TASK ITEM: Wherever a picture sits, omit it. Output the rest of the listing exactly.

MATERIAL FOR THIS EXERCISE:
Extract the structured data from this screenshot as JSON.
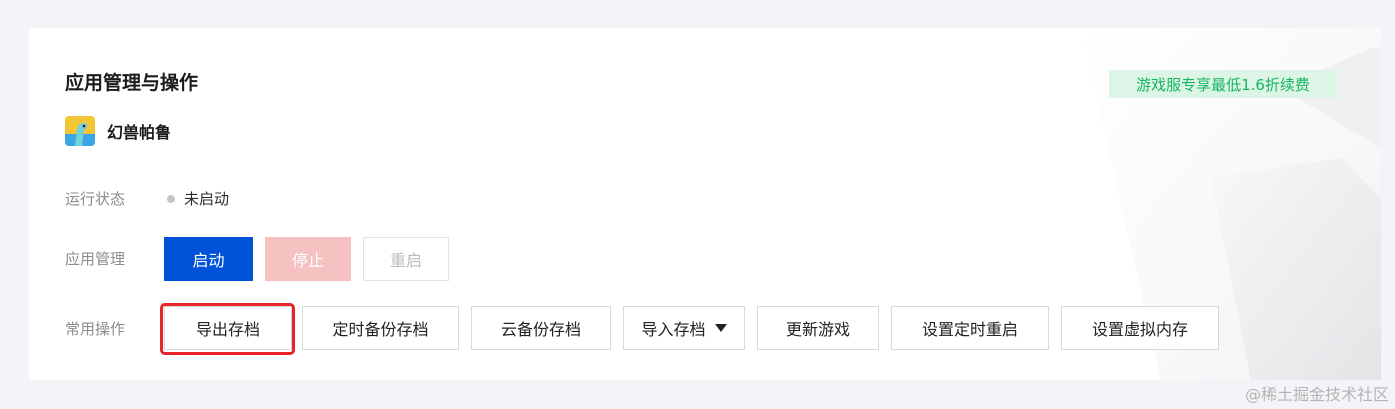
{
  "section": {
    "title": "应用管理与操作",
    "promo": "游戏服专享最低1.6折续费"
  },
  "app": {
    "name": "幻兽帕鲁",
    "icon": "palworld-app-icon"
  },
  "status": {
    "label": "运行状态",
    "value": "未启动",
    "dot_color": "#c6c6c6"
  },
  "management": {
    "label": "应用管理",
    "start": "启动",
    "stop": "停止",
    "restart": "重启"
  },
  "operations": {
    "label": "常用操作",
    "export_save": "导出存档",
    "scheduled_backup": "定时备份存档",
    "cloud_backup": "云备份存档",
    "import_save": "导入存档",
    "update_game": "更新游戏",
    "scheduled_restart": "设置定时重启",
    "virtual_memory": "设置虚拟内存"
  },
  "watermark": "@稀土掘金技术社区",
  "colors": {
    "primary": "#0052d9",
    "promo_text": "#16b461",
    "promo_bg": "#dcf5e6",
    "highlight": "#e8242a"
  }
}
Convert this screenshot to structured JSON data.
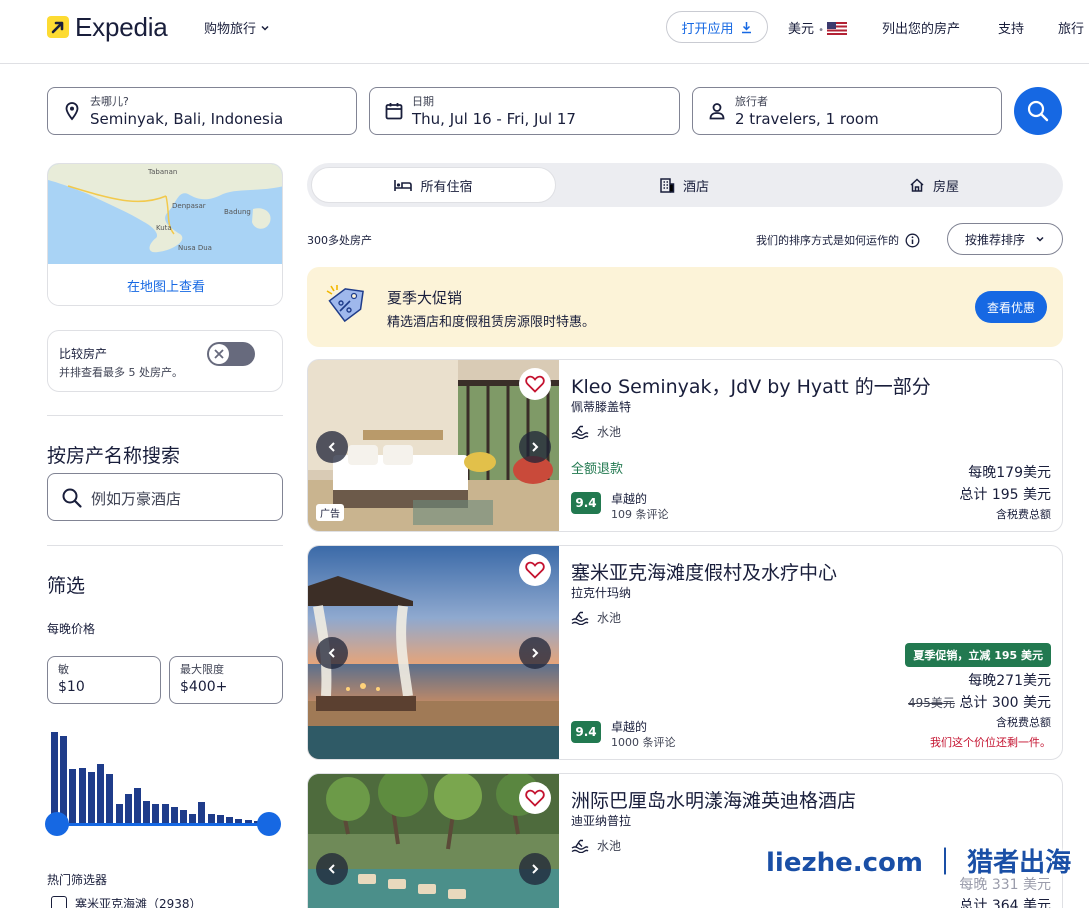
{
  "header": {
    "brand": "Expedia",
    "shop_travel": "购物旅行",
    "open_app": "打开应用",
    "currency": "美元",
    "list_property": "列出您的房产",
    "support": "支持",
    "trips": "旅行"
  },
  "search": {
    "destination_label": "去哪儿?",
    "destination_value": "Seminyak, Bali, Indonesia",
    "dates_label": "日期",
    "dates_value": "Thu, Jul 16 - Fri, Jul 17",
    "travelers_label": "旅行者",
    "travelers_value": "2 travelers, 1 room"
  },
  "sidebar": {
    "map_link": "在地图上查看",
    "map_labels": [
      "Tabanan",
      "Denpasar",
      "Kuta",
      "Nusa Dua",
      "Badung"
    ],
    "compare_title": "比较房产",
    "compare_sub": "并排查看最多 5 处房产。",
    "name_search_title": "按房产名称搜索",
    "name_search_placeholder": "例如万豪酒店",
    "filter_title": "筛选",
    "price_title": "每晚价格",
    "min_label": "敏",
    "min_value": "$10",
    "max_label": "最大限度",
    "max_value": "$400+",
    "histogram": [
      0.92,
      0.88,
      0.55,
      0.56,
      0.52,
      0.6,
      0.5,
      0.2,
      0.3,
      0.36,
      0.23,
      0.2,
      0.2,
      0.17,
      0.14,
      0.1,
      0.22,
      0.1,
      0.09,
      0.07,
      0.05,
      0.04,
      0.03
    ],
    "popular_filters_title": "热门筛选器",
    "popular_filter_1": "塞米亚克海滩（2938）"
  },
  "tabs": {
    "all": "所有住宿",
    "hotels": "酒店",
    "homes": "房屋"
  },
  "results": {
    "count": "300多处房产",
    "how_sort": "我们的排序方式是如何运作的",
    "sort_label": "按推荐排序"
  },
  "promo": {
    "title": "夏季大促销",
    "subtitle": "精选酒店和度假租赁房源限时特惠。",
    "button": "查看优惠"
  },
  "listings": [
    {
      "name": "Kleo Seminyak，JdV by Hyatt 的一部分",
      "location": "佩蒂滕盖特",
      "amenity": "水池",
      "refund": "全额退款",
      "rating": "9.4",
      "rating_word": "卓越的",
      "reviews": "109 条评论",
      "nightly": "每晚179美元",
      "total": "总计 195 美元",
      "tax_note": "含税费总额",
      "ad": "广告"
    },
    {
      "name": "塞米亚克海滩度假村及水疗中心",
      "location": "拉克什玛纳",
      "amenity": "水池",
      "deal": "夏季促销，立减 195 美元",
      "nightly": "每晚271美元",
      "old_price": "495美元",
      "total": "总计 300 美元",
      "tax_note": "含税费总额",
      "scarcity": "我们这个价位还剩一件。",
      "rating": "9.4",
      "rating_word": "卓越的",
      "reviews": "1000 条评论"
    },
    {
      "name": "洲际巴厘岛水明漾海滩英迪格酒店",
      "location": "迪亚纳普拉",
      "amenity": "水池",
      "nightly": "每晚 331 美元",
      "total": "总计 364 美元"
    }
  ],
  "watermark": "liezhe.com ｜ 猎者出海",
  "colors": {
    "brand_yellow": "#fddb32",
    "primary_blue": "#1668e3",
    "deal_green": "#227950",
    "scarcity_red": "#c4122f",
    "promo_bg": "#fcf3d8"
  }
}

RESULT:
Extract the structured data from this screenshot as JSON.
{
  "section": {
    "title": "应用管理与操作",
    "promo": "游戏服专享最低1.6折续费"
  },
  "app": {
    "name": "幻兽帕鲁",
    "icon": "palworld-app-icon"
  },
  "status": {
    "label": "运行状态",
    "value": "未启动",
    "dot_color": "#c6c6c6"
  },
  "management": {
    "label": "应用管理",
    "start": "启动",
    "stop": "停止",
    "restart": "重启"
  },
  "operations": {
    "label": "常用操作",
    "export_save": "导出存档",
    "scheduled_backup": "定时备份存档",
    "cloud_backup": "云备份存档",
    "import_save": "导入存档",
    "update_game": "更新游戏",
    "scheduled_restart": "设置定时重启",
    "virtual_memory": "设置虚拟内存"
  },
  "watermark": "@稀土掘金技术社区",
  "colors": {
    "primary": "#0052d9",
    "promo_text": "#16b461",
    "promo_bg": "#dcf5e6",
    "highlight": "#e8242a"
  }
}
Convert this screenshot to structured JSON data.
{
  "header": {
    "brand": "Expedia",
    "shop_travel": "购物旅行",
    "open_app": "打开应用",
    "currency": "美元",
    "list_property": "列出您的房产",
    "support": "支持",
    "trips": "旅行"
  },
  "search": {
    "destination_label": "去哪儿?",
    "destination_value": "Seminyak, Bali, Indonesia",
    "dates_label": "日期",
    "dates_value": "Thu, Jul 16 - Fri, Jul 17",
    "travelers_label": "旅行者",
    "travelers_value": "2 travelers, 1 room"
  },
  "sidebar": {
    "map_link": "在地图上查看",
    "map_labels": [
      "Tabanan",
      "Denpasar",
      "Kuta",
      "Nusa Dua",
      "Badung"
    ],
    "compare_title": "比较房产",
    "compare_sub": "并排查看最多 5 处房产。",
    "name_search_title": "按房产名称搜索",
    "name_search_placeholder": "例如万豪酒店",
    "filter_title": "筛选",
    "price_title": "每晚价格",
    "min_label": "敏",
    "min_value": "$10",
    "max_label": "最大限度",
    "max_value": "$400+",
    "histogram": [
      0.92,
      0.88,
      0.55,
      0.56,
      0.52,
      0.6,
      0.5,
      0.2,
      0.3,
      0.36,
      0.23,
      0.2,
      0.2,
      0.17,
      0.14,
      0.1,
      0.22,
      0.1,
      0.09,
      0.07,
      0.05,
      0.04,
      0.03
    ],
    "popular_filters_title": "热门筛选器",
    "popular_filter_1": "塞米亚克海滩（2938）"
  },
  "tabs": {
    "all": "所有住宿",
    "hotels": "酒店",
    "homes": "房屋"
  },
  "results": {
    "count": "300多处房产",
    "how_sort": "我们的排序方式是如何运作的",
    "sort_label": "按推荐排序"
  },
  "promo": {
    "title": "夏季大促销",
    "subtitle": "精选酒店和度假租赁房源限时特惠。",
    "button": "查看优惠"
  },
  "listings": [
    {
      "name": "Kleo Seminyak，JdV by Hyatt 的一部分",
      "location": "佩蒂滕盖特",
      "amenity": "水池",
      "refund": "全额退款",
      "rating": "9.4",
      "rating_word": "卓越的",
      "reviews": "109 条评论",
      "nightly": "每晚179美元",
      "total": "总计 195 美元",
      "tax_note": "含税费总额",
      "ad": "广告"
    },
    {
      "name": "塞米亚克海滩度假村及水疗中心",
      "location": "拉克什玛纳",
      "amenity": "水池",
      "deal": "夏季促销，立减 195 美元",
      "nightly": "每晚271美元",
      "old_price": "495美元",
      "total": "总计 300 美元",
      "tax_note": "含税费总额",
      "scarcity": "我们这个价位还剩一件。",
      "rating": "9.4",
      "rating_word": "卓越的",
      "reviews": "1000 条评论"
    },
    {
      "name": "洲际巴厘岛水明漾海滩英迪格酒店",
      "location": "迪亚纳普拉",
      "amenity": "水池",
      "nightly": "每晚 331 美元",
      "total": "总计 364 美元"
    }
  ],
  "watermark": "liezhe.com ｜ 猎者出海",
  "colors": {
    "brand_yellow": "#fddb32",
    "primary_blue": "#1668e3",
    "deal_green": "#227950",
    "scarcity_red": "#c4122f",
    "promo_bg": "#fcf3d8"
  }
}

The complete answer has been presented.